Content starts

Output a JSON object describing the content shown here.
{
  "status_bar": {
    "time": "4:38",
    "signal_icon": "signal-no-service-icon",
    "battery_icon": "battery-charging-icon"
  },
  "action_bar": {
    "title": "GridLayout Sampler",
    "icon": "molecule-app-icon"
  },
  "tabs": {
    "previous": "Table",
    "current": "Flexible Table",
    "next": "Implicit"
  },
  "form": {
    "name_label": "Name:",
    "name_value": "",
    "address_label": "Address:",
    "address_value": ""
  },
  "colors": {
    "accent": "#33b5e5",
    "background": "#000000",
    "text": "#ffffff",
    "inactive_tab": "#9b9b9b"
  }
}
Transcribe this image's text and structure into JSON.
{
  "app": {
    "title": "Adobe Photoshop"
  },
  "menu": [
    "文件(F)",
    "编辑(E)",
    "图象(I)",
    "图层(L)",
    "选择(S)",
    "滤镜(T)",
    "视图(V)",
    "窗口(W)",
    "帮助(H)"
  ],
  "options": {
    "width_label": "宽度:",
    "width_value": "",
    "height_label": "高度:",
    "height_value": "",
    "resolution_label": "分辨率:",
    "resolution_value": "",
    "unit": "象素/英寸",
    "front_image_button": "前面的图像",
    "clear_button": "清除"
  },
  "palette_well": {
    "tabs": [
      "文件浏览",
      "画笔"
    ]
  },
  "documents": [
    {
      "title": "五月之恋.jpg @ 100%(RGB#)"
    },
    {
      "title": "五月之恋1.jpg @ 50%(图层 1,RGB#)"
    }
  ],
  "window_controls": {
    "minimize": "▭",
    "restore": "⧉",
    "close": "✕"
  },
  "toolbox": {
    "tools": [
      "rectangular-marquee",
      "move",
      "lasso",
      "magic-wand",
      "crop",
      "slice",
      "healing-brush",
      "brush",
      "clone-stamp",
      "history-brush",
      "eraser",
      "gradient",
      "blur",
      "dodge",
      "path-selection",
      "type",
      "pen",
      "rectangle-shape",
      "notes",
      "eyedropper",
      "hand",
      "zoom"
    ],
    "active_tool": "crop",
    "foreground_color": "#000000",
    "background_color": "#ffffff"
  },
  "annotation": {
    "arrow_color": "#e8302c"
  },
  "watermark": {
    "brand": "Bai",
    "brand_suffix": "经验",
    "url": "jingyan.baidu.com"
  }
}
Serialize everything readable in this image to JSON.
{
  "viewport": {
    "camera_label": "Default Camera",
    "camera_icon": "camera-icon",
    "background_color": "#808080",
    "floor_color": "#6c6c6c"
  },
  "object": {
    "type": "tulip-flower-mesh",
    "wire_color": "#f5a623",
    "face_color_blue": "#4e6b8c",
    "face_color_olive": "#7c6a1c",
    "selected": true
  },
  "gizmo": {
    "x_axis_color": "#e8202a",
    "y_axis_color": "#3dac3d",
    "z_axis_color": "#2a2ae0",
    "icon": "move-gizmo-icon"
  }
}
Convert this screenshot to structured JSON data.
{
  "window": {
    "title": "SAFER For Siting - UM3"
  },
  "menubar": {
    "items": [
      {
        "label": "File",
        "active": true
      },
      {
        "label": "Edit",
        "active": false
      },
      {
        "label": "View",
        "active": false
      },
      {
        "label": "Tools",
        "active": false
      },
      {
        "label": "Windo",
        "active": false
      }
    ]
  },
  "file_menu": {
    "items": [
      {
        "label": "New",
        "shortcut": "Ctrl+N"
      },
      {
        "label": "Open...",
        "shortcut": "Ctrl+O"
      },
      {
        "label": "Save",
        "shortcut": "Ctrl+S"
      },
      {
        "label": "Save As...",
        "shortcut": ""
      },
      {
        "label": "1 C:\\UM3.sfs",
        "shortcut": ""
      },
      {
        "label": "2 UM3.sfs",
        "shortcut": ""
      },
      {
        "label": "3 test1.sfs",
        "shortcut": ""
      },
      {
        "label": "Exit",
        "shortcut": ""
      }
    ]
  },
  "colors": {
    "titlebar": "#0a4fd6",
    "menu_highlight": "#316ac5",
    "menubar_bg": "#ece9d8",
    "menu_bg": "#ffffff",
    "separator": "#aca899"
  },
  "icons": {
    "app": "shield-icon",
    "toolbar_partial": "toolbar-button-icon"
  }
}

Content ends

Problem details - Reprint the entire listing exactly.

Output for this task -
Output a JSON object describing the content shown here.
{
  "status_bar": {
    "time": "4:38",
    "signal_icon": "signal-no-service-icon",
    "battery_icon": "battery-charging-icon"
  },
  "action_bar": {
    "title": "GridLayout Sampler",
    "icon": "molecule-app-icon"
  },
  "tabs": {
    "previous": "Table",
    "current": "Flexible Table",
    "next": "Implicit"
  },
  "form": {
    "name_label": "Name:",
    "name_value": "",
    "address_label": "Address:",
    "address_value": ""
  },
  "colors": {
    "accent": "#33b5e5",
    "background": "#000000",
    "text": "#ffffff",
    "inactive_tab": "#9b9b9b"
  }
}
Transcribe this image's text and structure into JSON.
{
  "app": {
    "title": "Adobe Photoshop"
  },
  "menu": [
    "文件(F)",
    "编辑(E)",
    "图象(I)",
    "图层(L)",
    "选择(S)",
    "滤镜(T)",
    "视图(V)",
    "窗口(W)",
    "帮助(H)"
  ],
  "options": {
    "width_label": "宽度:",
    "width_value": "",
    "height_label": "高度:",
    "height_value": "",
    "resolution_label": "分辨率:",
    "resolution_value": "",
    "unit": "象素/英寸",
    "front_image_button": "前面的图像",
    "clear_button": "清除"
  },
  "palette_well": {
    "tabs": [
      "文件浏览",
      "画笔"
    ]
  },
  "documents": [
    {
      "title": "五月之恋.jpg @ 100%(RGB#)"
    },
    {
      "title": "五月之恋1.jpg @ 50%(图层 1,RGB#)"
    }
  ],
  "window_controls": {
    "minimize": "▭",
    "restore": "⧉",
    "close": "✕"
  },
  "toolbox": {
    "tools": [
      "rectangular-marquee",
      "move",
      "lasso",
      "magic-wand",
      "crop",
      "slice",
      "healing-brush",
      "brush",
      "clone-stamp",
      "history-brush",
      "eraser",
      "gradient",
      "blur",
      "dodge",
      "path-selection",
      "type",
      "pen",
      "rectangle-shape",
      "notes",
      "eyedropper",
      "hand",
      "zoom"
    ],
    "active_tool": "crop",
    "foreground_color": "#000000",
    "background_color": "#ffffff"
  },
  "annotation": {
    "arrow_color": "#e8302c"
  },
  "watermark": {
    "brand": "Bai",
    "brand_suffix": "经验",
    "url": "jingyan.baidu.com"
  }
}
Serialize everything readable in this image to JSON.
{
  "viewport": {
    "camera_label": "Default Camera",
    "camera_icon": "camera-icon",
    "background_color": "#808080",
    "floor_color": "#6c6c6c"
  },
  "object": {
    "type": "tulip-flower-mesh",
    "wire_color": "#f5a623",
    "face_color_blue": "#4e6b8c",
    "face_color_olive": "#7c6a1c",
    "selected": true
  },
  "gizmo": {
    "x_axis_color": "#e8202a",
    "y_axis_color": "#3dac3d",
    "z_axis_color": "#2a2ae0",
    "icon": "move-gizmo-icon"
  }
}
Convert this screenshot to structured JSON data.
{
  "window": {
    "title": "SAFER For Siting - UM3"
  },
  "menubar": {
    "items": [
      {
        "label": "File",
        "active": true
      },
      {
        "label": "Edit",
        "active": false
      },
      {
        "label": "View",
        "active": false
      },
      {
        "label": "Tools",
        "active": false
      },
      {
        "label": "Windo",
        "active": false
      }
    ]
  },
  "file_menu": {
    "items": [
      {
        "label": "New",
        "shortcut": "Ctrl+N"
      },
      {
        "label": "Open...",
        "shortcut": "Ctrl+O"
      },
      {
        "label": "Save",
        "shortcut": "Ctrl+S"
      },
      {
        "label": "Save As...",
        "shortcut": ""
      },
      {
        "label": "1 C:\\UM3.sfs",
        "shortcut": ""
      },
      {
        "label": "2 UM3.sfs",
        "shortcut": ""
      },
      {
        "label": "3 test1.sfs",
        "shortcut": ""
      },
      {
        "label": "Exit",
        "shortcut": ""
      }
    ]
  },
  "colors": {
    "titlebar": "#0a4fd6",
    "menu_highlight": "#316ac5",
    "menubar_bg": "#ece9d8",
    "menu_bg": "#ffffff",
    "separator": "#aca899"
  },
  "icons": {
    "app": "shield-icon",
    "toolbar_partial": "toolbar-button-icon"
  }
}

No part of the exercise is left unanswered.